“That’s why the situation is not nearly as bad as they are making it out to be,” he added. “Those students who have just been diagnosed were already in capsules before they contracted the virus. When we evacuated coronavirus carriers to the hotels, they told us, ‘That’s great, but they already infected other people.’ But this isn’t the case here. So why should the whole neighborhood be locked down? What does that achieve?”

The mayor was then asked what he would have done differently in retrospect, and he replied that he would have been far stricter in enforcing the wearing of face masks and the ban on public gatherings. “In east Jerusalem, they’re still holding these mass weddings, but they’re holding them in areas controlled by the Palestinian Authority. That means that they’re still getting infected and passing on the infection to others.”

He noted that he has had a great deal of difficulty in persuading the government to take action in the Old City in particular. “I asked the authorities to shut the gates, to stop prayers on the Temple Mount, where there are between 15 and 20 thousand people every Friday.

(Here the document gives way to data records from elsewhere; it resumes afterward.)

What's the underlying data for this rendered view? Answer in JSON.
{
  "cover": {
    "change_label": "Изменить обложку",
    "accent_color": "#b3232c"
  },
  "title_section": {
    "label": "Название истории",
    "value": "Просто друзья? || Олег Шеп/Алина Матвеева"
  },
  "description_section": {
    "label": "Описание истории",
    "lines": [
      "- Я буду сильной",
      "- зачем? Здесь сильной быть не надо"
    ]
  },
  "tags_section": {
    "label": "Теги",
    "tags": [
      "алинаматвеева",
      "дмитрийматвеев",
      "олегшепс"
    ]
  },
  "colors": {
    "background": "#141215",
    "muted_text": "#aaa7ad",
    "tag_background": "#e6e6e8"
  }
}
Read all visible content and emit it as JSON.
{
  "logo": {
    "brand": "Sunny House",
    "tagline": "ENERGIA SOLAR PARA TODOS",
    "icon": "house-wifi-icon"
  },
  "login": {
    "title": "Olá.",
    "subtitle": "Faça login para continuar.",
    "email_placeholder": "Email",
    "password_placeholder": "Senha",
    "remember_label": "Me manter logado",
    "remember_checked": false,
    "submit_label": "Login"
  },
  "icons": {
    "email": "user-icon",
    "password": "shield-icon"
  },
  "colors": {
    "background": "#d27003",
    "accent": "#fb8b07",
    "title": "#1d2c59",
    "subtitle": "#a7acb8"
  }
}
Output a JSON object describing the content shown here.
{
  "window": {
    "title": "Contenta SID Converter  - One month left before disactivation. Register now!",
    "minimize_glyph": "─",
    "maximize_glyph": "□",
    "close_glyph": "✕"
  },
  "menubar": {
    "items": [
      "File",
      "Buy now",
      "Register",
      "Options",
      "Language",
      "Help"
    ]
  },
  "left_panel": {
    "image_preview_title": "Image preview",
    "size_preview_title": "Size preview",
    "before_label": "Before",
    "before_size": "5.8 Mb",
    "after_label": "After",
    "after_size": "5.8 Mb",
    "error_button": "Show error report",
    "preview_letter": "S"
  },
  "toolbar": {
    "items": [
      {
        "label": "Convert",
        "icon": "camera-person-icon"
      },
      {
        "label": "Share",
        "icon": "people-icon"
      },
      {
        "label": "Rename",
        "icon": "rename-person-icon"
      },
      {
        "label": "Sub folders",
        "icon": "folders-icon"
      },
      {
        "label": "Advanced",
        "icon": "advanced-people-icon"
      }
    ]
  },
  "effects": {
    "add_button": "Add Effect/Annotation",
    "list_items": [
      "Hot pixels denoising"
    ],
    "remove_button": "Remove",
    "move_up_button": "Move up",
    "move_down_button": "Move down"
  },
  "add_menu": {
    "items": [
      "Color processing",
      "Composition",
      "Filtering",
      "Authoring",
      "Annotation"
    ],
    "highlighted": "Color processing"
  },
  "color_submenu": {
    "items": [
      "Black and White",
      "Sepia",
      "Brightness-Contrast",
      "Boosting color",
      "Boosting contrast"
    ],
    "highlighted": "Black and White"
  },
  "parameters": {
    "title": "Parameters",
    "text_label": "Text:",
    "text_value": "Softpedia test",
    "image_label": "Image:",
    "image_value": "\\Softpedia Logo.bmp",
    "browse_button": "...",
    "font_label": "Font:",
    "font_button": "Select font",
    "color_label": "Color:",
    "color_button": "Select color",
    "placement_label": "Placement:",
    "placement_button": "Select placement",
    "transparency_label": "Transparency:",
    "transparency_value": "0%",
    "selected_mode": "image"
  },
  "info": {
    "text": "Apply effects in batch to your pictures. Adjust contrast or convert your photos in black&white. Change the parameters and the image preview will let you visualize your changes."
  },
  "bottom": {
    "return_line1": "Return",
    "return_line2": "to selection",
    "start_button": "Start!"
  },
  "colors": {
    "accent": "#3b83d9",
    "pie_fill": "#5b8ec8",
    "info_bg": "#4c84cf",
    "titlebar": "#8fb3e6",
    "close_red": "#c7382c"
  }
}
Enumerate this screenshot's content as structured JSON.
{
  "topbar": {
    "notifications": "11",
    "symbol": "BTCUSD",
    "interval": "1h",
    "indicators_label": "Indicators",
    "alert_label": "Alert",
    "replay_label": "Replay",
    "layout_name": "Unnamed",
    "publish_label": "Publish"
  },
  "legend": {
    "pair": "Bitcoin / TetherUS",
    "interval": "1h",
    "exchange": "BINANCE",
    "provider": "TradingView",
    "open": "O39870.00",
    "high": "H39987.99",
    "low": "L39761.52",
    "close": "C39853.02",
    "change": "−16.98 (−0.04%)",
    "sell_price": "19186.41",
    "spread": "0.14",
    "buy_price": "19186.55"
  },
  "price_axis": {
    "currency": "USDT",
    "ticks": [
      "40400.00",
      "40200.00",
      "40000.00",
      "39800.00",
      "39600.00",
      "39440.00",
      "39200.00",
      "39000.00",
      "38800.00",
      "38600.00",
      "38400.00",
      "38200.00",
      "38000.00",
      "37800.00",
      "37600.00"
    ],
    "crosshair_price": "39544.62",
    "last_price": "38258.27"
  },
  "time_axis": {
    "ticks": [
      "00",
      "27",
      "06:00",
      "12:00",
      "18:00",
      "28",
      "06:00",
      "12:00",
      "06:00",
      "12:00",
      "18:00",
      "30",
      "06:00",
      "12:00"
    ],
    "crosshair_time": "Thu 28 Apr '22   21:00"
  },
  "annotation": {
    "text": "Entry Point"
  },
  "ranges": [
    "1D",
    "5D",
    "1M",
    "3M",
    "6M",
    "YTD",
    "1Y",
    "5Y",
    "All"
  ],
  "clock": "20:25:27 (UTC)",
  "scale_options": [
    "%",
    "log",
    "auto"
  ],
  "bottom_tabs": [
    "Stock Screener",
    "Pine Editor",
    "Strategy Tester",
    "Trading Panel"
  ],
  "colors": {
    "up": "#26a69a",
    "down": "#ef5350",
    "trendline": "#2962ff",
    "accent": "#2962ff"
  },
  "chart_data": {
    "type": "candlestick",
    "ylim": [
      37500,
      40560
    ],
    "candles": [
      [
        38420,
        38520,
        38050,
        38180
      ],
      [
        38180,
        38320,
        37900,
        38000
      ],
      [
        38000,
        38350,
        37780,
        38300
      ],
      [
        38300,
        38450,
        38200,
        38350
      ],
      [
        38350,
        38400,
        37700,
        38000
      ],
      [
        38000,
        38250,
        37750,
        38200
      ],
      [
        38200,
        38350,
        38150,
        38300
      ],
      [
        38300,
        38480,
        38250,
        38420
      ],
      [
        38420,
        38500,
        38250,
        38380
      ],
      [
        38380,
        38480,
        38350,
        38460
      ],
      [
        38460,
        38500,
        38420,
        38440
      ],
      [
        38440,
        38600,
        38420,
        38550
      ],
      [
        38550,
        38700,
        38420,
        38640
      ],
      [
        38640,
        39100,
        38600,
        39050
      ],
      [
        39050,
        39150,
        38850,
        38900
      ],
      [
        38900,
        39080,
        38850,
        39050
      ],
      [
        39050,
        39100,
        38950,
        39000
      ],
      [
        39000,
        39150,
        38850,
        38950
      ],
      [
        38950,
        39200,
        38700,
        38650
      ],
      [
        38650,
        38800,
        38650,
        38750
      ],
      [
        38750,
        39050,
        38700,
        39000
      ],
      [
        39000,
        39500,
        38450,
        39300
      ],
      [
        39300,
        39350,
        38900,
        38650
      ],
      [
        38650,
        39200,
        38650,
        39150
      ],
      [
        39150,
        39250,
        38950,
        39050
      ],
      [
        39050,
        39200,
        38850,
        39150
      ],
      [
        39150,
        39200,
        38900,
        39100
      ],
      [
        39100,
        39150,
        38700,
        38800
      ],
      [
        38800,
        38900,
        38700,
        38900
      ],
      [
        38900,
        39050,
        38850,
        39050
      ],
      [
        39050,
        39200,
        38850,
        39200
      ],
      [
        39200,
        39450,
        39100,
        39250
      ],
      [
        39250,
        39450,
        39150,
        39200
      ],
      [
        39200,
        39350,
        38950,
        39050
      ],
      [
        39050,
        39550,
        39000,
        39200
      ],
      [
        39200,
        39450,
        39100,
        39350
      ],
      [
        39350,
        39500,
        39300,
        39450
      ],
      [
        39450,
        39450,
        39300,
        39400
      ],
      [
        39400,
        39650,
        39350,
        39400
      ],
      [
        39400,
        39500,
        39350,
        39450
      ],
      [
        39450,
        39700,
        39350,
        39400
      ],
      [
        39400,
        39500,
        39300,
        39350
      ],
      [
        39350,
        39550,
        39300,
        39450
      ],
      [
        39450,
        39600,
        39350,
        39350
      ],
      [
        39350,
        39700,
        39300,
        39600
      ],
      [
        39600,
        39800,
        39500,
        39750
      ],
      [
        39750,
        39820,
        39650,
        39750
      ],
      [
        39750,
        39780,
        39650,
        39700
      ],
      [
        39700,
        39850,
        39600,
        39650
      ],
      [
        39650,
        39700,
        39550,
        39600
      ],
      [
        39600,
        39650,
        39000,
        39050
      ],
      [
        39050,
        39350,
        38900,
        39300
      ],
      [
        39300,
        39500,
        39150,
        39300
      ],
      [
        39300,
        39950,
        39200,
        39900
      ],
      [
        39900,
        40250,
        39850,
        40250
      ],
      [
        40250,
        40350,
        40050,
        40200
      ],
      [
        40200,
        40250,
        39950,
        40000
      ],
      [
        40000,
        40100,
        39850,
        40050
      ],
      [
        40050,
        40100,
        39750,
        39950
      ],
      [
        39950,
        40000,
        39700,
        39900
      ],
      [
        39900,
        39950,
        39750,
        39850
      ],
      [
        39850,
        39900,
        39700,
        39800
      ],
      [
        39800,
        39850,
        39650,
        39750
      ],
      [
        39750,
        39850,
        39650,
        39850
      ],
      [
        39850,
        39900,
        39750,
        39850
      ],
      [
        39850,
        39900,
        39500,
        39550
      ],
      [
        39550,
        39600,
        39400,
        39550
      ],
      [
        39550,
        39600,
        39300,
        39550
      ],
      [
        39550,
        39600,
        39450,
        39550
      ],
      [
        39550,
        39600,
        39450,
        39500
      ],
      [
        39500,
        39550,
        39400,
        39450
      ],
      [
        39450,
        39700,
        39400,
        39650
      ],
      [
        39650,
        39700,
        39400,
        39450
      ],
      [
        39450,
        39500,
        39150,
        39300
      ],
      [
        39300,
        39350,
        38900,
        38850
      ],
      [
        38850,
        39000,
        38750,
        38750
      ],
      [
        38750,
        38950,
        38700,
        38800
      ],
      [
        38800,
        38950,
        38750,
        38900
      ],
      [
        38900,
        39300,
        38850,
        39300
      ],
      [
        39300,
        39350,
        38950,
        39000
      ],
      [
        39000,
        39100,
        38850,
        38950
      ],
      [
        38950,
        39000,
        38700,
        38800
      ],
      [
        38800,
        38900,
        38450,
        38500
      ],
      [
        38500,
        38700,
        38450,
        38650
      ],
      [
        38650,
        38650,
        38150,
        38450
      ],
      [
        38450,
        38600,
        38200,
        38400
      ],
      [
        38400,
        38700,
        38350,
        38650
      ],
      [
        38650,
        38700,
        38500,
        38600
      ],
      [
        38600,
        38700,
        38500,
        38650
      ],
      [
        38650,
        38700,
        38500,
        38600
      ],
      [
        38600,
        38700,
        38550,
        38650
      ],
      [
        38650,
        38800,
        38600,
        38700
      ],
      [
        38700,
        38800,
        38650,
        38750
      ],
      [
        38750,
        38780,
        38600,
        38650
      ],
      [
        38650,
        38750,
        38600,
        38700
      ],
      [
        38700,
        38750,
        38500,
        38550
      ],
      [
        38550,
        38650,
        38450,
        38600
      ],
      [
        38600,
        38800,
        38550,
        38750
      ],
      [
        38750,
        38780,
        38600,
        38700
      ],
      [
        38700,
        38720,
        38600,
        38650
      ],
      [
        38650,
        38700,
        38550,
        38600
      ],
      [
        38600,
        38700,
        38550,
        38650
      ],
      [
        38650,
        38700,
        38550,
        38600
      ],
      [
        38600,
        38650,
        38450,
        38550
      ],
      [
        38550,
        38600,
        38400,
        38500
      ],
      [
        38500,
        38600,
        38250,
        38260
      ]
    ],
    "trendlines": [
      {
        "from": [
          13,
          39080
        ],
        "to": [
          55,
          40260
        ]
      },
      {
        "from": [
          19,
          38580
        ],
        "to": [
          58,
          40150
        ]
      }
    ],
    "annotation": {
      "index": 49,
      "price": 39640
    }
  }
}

They refused to do so, until last week.”

Mayor Leon concluded by reiterating his opposition to locking down the city: “You can’t tell people – who are already doing their utmost to stop the epidemic from spreading – that they’re going to be locked down regardless. You have to deal with the source of the problem.”